This is by no means the first time that Tran has used her platform to be the liberal best friend all feminists need in their lives. In addition to the expected modeling shots and candids from Coachella, her social media accounts are full of body positive affirmations and #MeToo rallying cries. Don’t like her for doing so? There’s something for you too. An Instagram post from December featuring Tran lounging on the beach chair and seemingly picking a wedgie out of her white bikini is captioned: “Where I put all negative and unwanted comments.”
“I really want to perfect my craft as an actress. Great actors make it seem so easy, but it’s a lot of work and I really just want to hone in on that first."
Tran says the criticism she’s felt from online trolls who have judged her body used to get to her; that they made her want “to be thicker and [have] bigger boobs and get a bigger booty.” Rather than let those insecurities control her perception of self, Tran learned to love herself—flaws and all.
“That’s just not realistic; that’s not what half the women on this planet have,” she says pragmatically. More importantly, she saw how these issues are affecting younger girls—some of whom might find encouragement in seeing a person like her on screen. With teens, Tran feels, “everything is all about body image; how you look and being pretty and your makeup. And it’s just too much. Girls need to know that perfection is not real.”
This is one of the reasons why Tran partnered with makeup retailer ColourPop, which worked with her on an affordable lip, eyeshadow and blush collection in 2016, and why she’ll be introducing a new line of vanity mirrors—all tools she can use to control her story and her look and show others how to do the same. She says she’d like to pursue similar forwarys into this industry if they’re not too time consuming because “I love being able to have acting as my longevity career and have these little projects in between.”
Claws is also a welcome break from the norm for Tran, who usually plays heartwarming ingénues or high school besties like in May’s The Honor List. Even though she turned 30 this year—which she celebrated in New York with a reggae-themed blowout—Tran says she’s happy to be cast as younger characters if it means it gives her more time to build up her IMDb resume.
“I don’t want to jump the gun too fast,” she says. “I really want to perfect my craft as an actress. Like, great actors make it seem so fucking easy. It’s a lot of work and I really just want to hone in on that first, make sure I have that down pat. And then, maybe in 10 years or so—or however many years—say, okay let’s get into producing and directing and writing scripts.”
This is also why Tran’s so far shied away from reality TV. She says now that she’d do it if it were “the right type of show—not like Love & Hip Hop or Basketball Wives or one of those kinds of shows” that usually involve lots of arguments and backstabbing. And if her rap battle with Taye Diggs that aired in May on TBS’ Drop the Mic is any indication, it seems like she’s too kind hearted for that world (Seriously. Watch the teaser. Tran can’t even say she has a “resting bitch face look” like she actually thinks it’s true).

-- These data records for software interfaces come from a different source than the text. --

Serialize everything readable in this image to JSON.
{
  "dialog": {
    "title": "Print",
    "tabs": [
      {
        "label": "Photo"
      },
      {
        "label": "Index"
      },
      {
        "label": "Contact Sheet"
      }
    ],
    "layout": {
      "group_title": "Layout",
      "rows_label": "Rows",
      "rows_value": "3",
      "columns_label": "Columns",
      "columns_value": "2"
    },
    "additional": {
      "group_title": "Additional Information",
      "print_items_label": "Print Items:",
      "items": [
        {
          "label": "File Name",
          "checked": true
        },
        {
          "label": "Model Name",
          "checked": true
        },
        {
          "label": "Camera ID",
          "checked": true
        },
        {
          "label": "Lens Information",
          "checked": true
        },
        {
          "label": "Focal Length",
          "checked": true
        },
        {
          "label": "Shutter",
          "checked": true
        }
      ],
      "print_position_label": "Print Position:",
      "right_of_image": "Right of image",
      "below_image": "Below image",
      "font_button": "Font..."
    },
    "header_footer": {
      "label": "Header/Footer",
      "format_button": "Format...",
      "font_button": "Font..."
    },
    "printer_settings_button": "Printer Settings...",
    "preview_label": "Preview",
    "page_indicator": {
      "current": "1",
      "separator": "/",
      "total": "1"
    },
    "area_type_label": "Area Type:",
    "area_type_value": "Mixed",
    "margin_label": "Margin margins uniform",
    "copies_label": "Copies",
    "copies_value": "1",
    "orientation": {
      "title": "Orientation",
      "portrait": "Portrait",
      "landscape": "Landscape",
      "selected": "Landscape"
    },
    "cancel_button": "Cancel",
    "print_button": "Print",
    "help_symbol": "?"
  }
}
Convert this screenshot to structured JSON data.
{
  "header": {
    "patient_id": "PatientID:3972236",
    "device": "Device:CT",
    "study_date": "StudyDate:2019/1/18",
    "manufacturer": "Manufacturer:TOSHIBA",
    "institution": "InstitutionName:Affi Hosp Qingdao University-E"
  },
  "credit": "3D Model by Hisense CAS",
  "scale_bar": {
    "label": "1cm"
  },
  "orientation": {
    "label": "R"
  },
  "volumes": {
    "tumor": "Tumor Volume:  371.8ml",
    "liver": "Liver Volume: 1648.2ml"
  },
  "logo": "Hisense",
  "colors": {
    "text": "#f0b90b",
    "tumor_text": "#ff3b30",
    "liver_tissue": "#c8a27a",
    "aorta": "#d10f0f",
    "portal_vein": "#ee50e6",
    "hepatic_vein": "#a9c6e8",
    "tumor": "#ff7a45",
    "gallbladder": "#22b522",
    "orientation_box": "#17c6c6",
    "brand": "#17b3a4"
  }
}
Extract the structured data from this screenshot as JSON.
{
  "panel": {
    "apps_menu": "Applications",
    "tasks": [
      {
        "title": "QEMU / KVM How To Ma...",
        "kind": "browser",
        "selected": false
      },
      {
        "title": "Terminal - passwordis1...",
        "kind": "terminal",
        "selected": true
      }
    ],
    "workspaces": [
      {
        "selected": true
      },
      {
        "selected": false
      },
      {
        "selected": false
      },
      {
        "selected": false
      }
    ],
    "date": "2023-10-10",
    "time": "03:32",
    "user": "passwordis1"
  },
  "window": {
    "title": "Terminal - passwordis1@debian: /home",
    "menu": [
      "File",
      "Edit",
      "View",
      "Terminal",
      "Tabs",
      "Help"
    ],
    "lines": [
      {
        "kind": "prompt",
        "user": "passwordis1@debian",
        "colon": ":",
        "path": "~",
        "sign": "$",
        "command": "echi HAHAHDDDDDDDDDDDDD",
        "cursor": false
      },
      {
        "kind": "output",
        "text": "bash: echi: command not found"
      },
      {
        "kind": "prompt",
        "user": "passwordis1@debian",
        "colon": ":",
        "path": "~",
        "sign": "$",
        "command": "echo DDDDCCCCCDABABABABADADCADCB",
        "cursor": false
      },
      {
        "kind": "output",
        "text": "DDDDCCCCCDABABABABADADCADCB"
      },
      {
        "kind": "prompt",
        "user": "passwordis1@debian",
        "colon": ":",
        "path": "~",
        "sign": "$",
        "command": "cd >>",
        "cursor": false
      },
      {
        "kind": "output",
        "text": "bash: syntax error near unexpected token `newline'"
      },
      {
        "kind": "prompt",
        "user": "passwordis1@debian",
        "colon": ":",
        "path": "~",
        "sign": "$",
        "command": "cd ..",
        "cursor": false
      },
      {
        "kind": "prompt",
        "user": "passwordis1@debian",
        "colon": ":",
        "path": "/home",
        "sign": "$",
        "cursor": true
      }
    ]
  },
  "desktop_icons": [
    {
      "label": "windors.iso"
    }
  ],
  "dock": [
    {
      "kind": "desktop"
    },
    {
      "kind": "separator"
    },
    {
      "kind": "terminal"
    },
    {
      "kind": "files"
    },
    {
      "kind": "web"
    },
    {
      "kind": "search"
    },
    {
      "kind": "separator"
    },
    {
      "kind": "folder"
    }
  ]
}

Would Tran ever consider starting her own production company to find and promote more voices like hers? Right now, she says, “I’m just trying to stick to Virginia.”
And she is sticking by her; both literally and figuratively. For all the real Virginias and Virginia supporters in the world, Tran has one final message: “Accept yourself and that we all have something to offer. I might not have a crazy body, but I’m a nice person!”
Because nothing gets the haters down more than seeing you happy.
Hair by Ray Christopher, Makeup by Ari Garcia, Styling by Alexus Shefts